The answer must be the full listing, repeated word for word.
****
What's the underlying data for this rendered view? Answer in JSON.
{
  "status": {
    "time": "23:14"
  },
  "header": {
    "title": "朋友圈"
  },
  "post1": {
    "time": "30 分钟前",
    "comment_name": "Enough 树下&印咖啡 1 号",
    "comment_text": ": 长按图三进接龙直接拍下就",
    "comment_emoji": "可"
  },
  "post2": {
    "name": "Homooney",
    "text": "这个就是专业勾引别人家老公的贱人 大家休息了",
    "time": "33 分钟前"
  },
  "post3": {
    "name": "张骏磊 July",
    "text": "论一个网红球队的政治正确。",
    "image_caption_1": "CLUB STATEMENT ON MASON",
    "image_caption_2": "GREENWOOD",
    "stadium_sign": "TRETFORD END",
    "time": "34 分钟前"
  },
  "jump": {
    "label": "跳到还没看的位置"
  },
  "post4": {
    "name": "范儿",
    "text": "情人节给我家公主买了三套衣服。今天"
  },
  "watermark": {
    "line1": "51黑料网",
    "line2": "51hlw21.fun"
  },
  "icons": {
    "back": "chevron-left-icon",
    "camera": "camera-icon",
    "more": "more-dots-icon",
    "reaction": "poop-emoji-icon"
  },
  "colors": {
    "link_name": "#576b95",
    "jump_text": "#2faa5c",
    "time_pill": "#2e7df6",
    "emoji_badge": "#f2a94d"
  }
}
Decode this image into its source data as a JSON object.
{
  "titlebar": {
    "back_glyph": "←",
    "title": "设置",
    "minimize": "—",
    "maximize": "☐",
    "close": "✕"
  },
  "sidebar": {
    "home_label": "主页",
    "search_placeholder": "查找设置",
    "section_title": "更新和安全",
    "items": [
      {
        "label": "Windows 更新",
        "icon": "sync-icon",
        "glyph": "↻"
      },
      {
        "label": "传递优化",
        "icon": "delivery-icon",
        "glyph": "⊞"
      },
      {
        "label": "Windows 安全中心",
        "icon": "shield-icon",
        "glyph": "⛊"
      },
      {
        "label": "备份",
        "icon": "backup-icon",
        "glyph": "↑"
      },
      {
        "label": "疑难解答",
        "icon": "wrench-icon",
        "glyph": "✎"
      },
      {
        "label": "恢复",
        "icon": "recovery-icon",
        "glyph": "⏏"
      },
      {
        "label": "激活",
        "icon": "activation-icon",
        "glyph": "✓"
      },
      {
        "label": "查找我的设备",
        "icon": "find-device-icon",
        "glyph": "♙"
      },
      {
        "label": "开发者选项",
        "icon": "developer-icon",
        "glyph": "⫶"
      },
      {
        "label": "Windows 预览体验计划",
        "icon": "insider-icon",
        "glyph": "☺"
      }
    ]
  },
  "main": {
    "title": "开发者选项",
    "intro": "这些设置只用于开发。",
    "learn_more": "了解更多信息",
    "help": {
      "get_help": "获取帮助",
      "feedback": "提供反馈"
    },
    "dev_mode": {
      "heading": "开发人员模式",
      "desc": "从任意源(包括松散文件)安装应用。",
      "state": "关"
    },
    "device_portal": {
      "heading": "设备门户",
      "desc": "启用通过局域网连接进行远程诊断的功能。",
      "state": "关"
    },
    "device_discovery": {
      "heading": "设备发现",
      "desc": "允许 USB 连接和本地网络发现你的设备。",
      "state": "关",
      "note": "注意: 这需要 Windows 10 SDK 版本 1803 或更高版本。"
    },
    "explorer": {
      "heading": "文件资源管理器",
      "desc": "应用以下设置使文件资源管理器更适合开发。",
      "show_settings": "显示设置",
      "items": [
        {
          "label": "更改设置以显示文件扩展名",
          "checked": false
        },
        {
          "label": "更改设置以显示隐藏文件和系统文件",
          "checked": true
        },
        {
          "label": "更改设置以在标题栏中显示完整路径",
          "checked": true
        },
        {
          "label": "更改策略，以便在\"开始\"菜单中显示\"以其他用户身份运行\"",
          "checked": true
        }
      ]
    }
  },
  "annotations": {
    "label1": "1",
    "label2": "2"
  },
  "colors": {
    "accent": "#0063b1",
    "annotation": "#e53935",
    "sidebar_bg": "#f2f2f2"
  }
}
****
→ Result of the task:
What's the underlying data for this rendered view? Answer in JSON.
{
  "status": {
    "time": "23:14"
  },
  "header": {
    "title": "朋友圈"
  },
  "post1": {
    "time": "30 分钟前",
    "comment_name": "Enough 树下&印咖啡 1 号",
    "comment_text": ": 长按图三进接龙直接拍下就",
    "comment_emoji": "可"
  },
  "post2": {
    "name": "Homooney",
    "text": "这个就是专业勾引别人家老公的贱人 大家休息了",
    "time": "33 分钟前"
  },
  "post3": {
    "name": "张骏磊 July",
    "text": "论一个网红球队的政治正确。",
    "image_caption_1": "CLUB STATEMENT ON MASON",
    "image_caption_2": "GREENWOOD",
    "stadium_sign": "TRETFORD END",
    "time": "34 分钟前"
  },
  "jump": {
    "label": "跳到还没看的位置"
  },
  "post4": {
    "name": "范儿",
    "text": "情人节给我家公主买了三套衣服。今天"
  },
  "watermark": {
    "line1": "51黑料网",
    "line2": "51hlw21.fun"
  },
  "icons": {
    "back": "chevron-left-icon",
    "camera": "camera-icon",
    "more": "more-dots-icon",
    "reaction": "poop-emoji-icon"
  },
  "colors": {
    "link_name": "#576b95",
    "jump_text": "#2faa5c",
    "time_pill": "#2e7df6",
    "emoji_badge": "#f2a94d"
  }
}
Decode this image into its source data as a JSON object.
{
  "titlebar": {
    "back_glyph": "←",
    "title": "设置",
    "minimize": "—",
    "maximize": "☐",
    "close": "✕"
  },
  "sidebar": {
    "home_label": "主页",
    "search_placeholder": "查找设置",
    "section_title": "更新和安全",
    "items": [
      {
        "label": "Windows 更新",
        "icon": "sync-icon",
        "glyph": "↻"
      },
      {
        "label": "传递优化",
        "icon": "delivery-icon",
        "glyph": "⊞"
      },
      {
        "label": "Windows 安全中心",
        "icon": "shield-icon",
        "glyph": "⛊"
      },
      {
        "label": "备份",
        "icon": "backup-icon",
        "glyph": "↑"
      },
      {
        "label": "疑难解答",
        "icon": "wrench-icon",
        "glyph": "✎"
      },
      {
        "label": "恢复",
        "icon": "recovery-icon",
        "glyph": "⏏"
      },
      {
        "label": "激活",
        "icon": "activation-icon",
        "glyph": "✓"
      },
      {
        "label": "查找我的设备",
        "icon": "find-device-icon",
        "glyph": "♙"
      },
      {
        "label": "开发者选项",
        "icon": "developer-icon",
        "glyph": "⫶"
      },
      {
        "label": "Windows 预览体验计划",
        "icon": "insider-icon",
        "glyph": "☺"
      }
    ]
  },
  "main": {
    "title": "开发者选项",
    "intro": "这些设置只用于开发。",
    "learn_more": "了解更多信息",
    "help": {
      "get_help": "获取帮助",
      "feedback": "提供反馈"
    },
    "dev_mode": {
      "heading": "开发人员模式",
      "desc": "从任意源(包括松散文件)安装应用。",
      "state": "关"
    },
    "device_portal": {
      "heading": "设备门户",
      "desc": "启用通过局域网连接进行远程诊断的功能。",
      "state": "关"
    },
    "device_discovery": {
      "heading": "设备发现",
      "desc": "允许 USB 连接和本地网络发现你的设备。",
      "state": "关",
      "note": "注意: 这需要 Windows 10 SDK 版本 1803 或更高版本。"
    },
    "explorer": {
      "heading": "文件资源管理器",
      "desc": "应用以下设置使文件资源管理器更适合开发。",
      "show_settings": "显示设置",
      "items": [
        {
          "label": "更改设置以显示文件扩展名",
          "checked": false
        },
        {
          "label": "更改设置以显示隐藏文件和系统文件",
          "checked": true
        },
        {
          "label": "更改设置以在标题栏中显示完整路径",
          "checked": true
        },
        {
          "label": "更改策略，以便在\"开始\"菜单中显示\"以其他用户身份运行\"",
          "checked": true
        }
      ]
    }
  },
  "annotations": {
    "label1": "1",
    "label2": "2"
  },
  "colors": {
    "accent": "#0063b1",
    "annotation": "#e53935",
    "sidebar_bg": "#f2f2f2"
  }
}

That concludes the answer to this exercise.